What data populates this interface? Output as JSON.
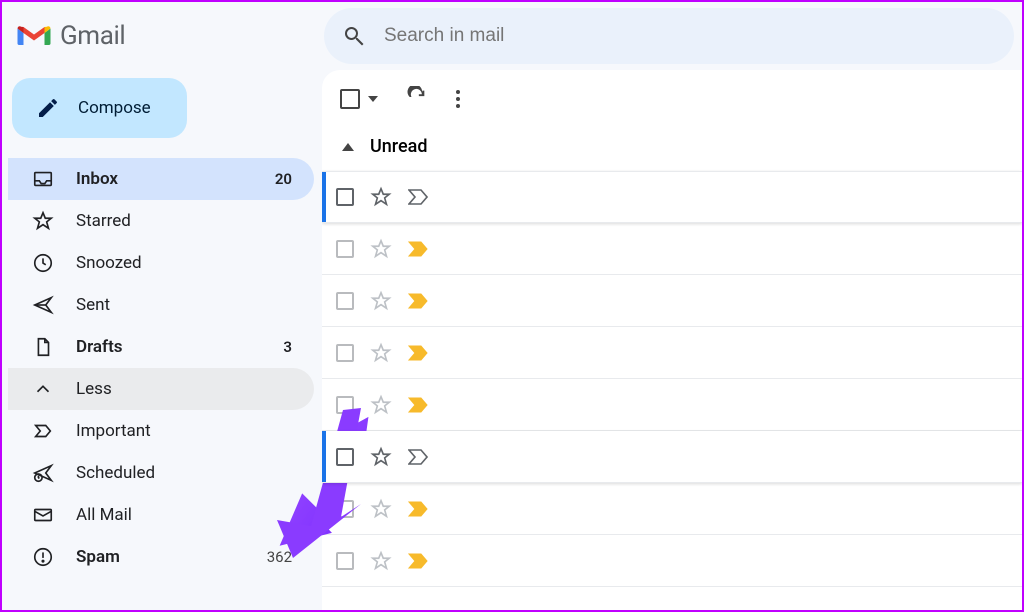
{
  "app": {
    "title": "Gmail"
  },
  "search": {
    "placeholder": "Search in mail"
  },
  "compose": {
    "label": "Compose"
  },
  "sidebar": {
    "items": [
      {
        "label": "Inbox",
        "count": "20",
        "icon": "inbox",
        "active": true,
        "bold": true
      },
      {
        "label": "Starred",
        "count": "",
        "icon": "star"
      },
      {
        "label": "Snoozed",
        "count": "",
        "icon": "clock"
      },
      {
        "label": "Sent",
        "count": "",
        "icon": "send"
      },
      {
        "label": "Drafts",
        "count": "3",
        "icon": "file",
        "bold": true
      },
      {
        "label": "Less",
        "count": "",
        "icon": "chev-up",
        "hover": true
      },
      {
        "label": "Important",
        "count": "",
        "icon": "important"
      },
      {
        "label": "Scheduled",
        "count": "",
        "icon": "scheduled"
      },
      {
        "label": "All Mail",
        "count": "",
        "icon": "mail"
      },
      {
        "label": "Spam",
        "count": "362",
        "icon": "spam",
        "bold": true,
        "lightcount": true
      }
    ]
  },
  "section": {
    "label": "Unread"
  },
  "rows": [
    {
      "selected": true,
      "important": "gray"
    },
    {
      "selected": false,
      "important": "gold"
    },
    {
      "selected": false,
      "important": "gold"
    },
    {
      "selected": false,
      "important": "gold"
    },
    {
      "selected": false,
      "important": "gold"
    },
    {
      "selected": true,
      "important": "gray"
    },
    {
      "selected": false,
      "important": "gold"
    },
    {
      "selected": false,
      "important": "gold"
    }
  ]
}
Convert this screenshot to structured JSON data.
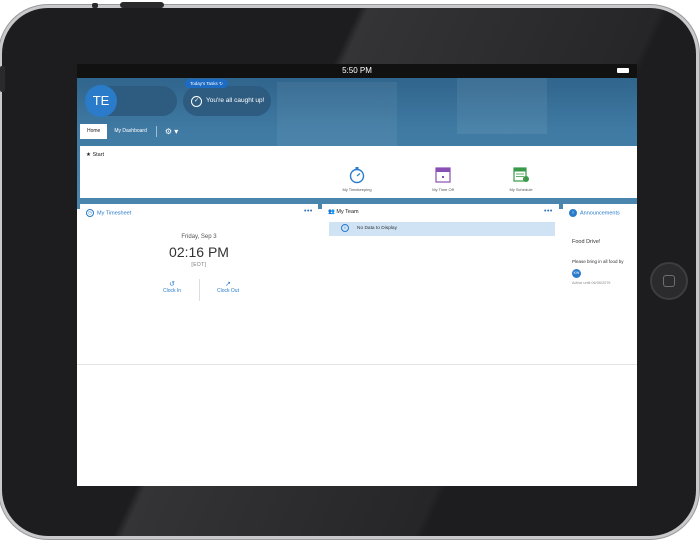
{
  "status_bar": {
    "time": "5:50 PM"
  },
  "header": {
    "avatar_initials": "TE",
    "todays_tasks_label": "Today's Tasks",
    "caught_up_text": "You're all caught up!"
  },
  "tabs": [
    {
      "label": "Home",
      "active": true
    },
    {
      "label": "My Dashboard",
      "active": false
    }
  ],
  "start": {
    "title": "Start",
    "quick_links": [
      {
        "label": "My Timekeeping",
        "icon": "stopwatch-icon"
      },
      {
        "label": "My Time Off",
        "icon": "calendar-icon"
      },
      {
        "label": "My Schedule",
        "icon": "schedule-icon"
      }
    ]
  },
  "timesheet": {
    "title": "My Timesheet",
    "date": "Friday, Sep 3",
    "time": "02:16 PM",
    "timezone": "[EDT]",
    "clock_in_label": "Clock In",
    "clock_out_label": "Clock Out"
  },
  "team": {
    "title": "My Team",
    "empty_text": "No Data to Display"
  },
  "announcements": {
    "title": "Announcements",
    "item_title": "Food Drive!",
    "item_body": "Please bring in all food by",
    "author_initials": "KW",
    "active_until": "Active until 06/05/2079"
  },
  "colors": {
    "accent": "#2a7ccb",
    "header_blue": "#3f7aa3",
    "schedule_green": "#3a9a4a",
    "timeoff_purple": "#8a4fb3"
  }
}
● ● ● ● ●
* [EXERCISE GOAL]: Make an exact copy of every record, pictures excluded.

* [ANSWER TO THIS EXERCISE]:
What data populates this interface? Output as JSON.
{
  "app": {
    "title": "Gmail"
  },
  "search": {
    "placeholder": "Search in mail"
  },
  "compose": {
    "label": "Compose"
  },
  "sidebar": {
    "items": [
      {
        "label": "Inbox",
        "count": "20",
        "icon": "inbox",
        "active": true,
        "bold": true
      },
      {
        "label": "Starred",
        "count": "",
        "icon": "star"
      },
      {
        "label": "Snoozed",
        "count": "",
        "icon": "clock"
      },
      {
        "label": "Sent",
        "count": "",
        "icon": "send"
      },
      {
        "label": "Drafts",
        "count": "3",
        "icon": "file",
        "bold": true
      },
      {
        "label": "Less",
        "count": "",
        "icon": "chev-up",
        "hover": true
      },
      {
        "label": "Important",
        "count": "",
        "icon": "important"
      },
      {
        "label": "Scheduled",
        "count": "",
        "icon": "scheduled"
      },
      {
        "label": "All Mail",
        "count": "",
        "icon": "mail"
      },
      {
        "label": "Spam",
        "count": "362",
        "icon": "spam",
        "bold": true,
        "lightcount": true
      }
    ]
  },
  "section": {
    "label": "Unread"
  },
  "rows": [
    {
      "selected": true,
      "important": "gray"
    },
    {
      "selected": false,
      "important": "gold"
    },
    {
      "selected": false,
      "important": "gold"
    },
    {
      "selected": false,
      "important": "gold"
    },
    {
      "selected": false,
      "important": "gold"
    },
    {
      "selected": true,
      "important": "gray"
    },
    {
      "selected": false,
      "important": "gold"
    },
    {
      "selected": false,
      "important": "gold"
    }
  ]
}
Convert this screenshot to structured JSON data.
{
  "status_bar": {
    "time": "5:50 PM"
  },
  "header": {
    "avatar_initials": "TE",
    "todays_tasks_label": "Today's Tasks",
    "caught_up_text": "You're all caught up!"
  },
  "tabs": [
    {
      "label": "Home",
      "active": true
    },
    {
      "label": "My Dashboard",
      "active": false
    }
  ],
  "start": {
    "title": "Start",
    "quick_links": [
      {
        "label": "My Timekeeping",
        "icon": "stopwatch-icon"
      },
      {
        "label": "My Time Off",
        "icon": "calendar-icon"
      },
      {
        "label": "My Schedule",
        "icon": "schedule-icon"
      }
    ]
  },
  "timesheet": {
    "title": "My Timesheet",
    "date": "Friday, Sep 3",
    "time": "02:16 PM",
    "timezone": "[EDT]",
    "clock_in_label": "Clock In",
    "clock_out_label": "Clock Out"
  },
  "team": {
    "title": "My Team",
    "empty_text": "No Data to Display"
  },
  "announcements": {
    "title": "Announcements",
    "item_title": "Food Drive!",
    "item_body": "Please bring in all food by",
    "author_initials": "KW",
    "active_until": "Active until 06/05/2079"
  },
  "colors": {
    "accent": "#2a7ccb",
    "header_blue": "#3f7aa3",
    "schedule_green": "#3a9a4a",
    "timeoff_purple": "#8a4fb3"
  }
}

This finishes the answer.